A daa spokesman said: “The tunnel is required to improve access and safety on the airfield, allowing for the segregation of aircraft and vehicles, and the movement of vehicles to the West Apron, which has been restricted since the opening of the North Runway in August, 2022.”

He said: “Access to the West Apron is critically important to cargo operations, transit operations, general aviation, stand-by parking and contingency stands.”

The spokesman pointed out that the underpass “will be critical to ensure Dublin Airport maintains safety standards and meets future operational requirements”.

The project will create over 160 jobs during the construction phase.

As part of the 131 page report by appeals board inspector, Mary MacMahon stated the proposed underpass “is a standalone, critical piece of infrastructure”.

Ms MacMahon stated that the proposed development is analogous to the mains drainage system for Dublin, where housing development would be limited without an appropriate drainage system being in place.
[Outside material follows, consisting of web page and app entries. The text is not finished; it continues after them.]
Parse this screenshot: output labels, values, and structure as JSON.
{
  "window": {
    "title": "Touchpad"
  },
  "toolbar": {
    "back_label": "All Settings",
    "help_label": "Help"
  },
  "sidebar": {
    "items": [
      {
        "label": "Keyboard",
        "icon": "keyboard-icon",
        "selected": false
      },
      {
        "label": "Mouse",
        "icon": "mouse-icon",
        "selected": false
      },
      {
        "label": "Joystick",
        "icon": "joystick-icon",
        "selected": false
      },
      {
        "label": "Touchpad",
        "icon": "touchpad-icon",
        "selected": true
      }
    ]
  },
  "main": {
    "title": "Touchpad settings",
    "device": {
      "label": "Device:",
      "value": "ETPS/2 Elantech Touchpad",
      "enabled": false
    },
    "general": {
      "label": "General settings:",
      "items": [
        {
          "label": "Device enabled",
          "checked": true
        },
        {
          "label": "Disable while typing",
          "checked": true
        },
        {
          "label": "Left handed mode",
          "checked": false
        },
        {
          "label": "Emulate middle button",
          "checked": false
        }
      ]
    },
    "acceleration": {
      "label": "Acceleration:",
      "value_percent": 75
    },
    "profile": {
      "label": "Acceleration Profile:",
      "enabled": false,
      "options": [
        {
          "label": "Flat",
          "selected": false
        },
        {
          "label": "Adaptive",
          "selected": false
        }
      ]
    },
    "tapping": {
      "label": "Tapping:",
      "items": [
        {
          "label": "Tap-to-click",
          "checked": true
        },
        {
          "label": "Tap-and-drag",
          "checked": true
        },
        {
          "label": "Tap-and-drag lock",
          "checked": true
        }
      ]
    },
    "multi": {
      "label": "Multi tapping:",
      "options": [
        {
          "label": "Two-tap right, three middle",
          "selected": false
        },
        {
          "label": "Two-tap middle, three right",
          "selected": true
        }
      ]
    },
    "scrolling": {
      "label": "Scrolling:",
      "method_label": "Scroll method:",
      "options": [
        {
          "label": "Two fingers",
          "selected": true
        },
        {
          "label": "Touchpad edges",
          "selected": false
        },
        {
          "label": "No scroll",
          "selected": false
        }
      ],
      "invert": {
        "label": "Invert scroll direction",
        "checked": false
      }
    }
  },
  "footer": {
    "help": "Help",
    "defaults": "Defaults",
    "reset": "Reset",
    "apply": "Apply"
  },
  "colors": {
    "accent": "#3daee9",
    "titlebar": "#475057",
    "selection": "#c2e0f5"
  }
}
However, the project may yet face a fresh hurdle as there is now an eight-week period for objectors to bring a Judicial Review of the grant of permission from An Bord Pleanála.

Construction on the project is estimated to take about three years in total, with site mobilisation taking three months, the cut-and-fill operation about 18 months, with testing and handover a further nine months.

In the Ryanair appeal by planning consultant, Ray Ryan of BMA Planning stated that “Ryanair believes that the underpass project is unnecessary because vehicular access between the eastern and western aprons of the airport is possible to achieve at surface level”.

The appeal claimed that the exceptional need related to cross-wind conditions affects only 0.5% of annual aircraft movements.

The appeal stated “this means that there will be no impediment to vehicular crossings save in exceptional circumstances”.

The appeal contended that “the business case for the spending of over €200 million on this project has not been made”.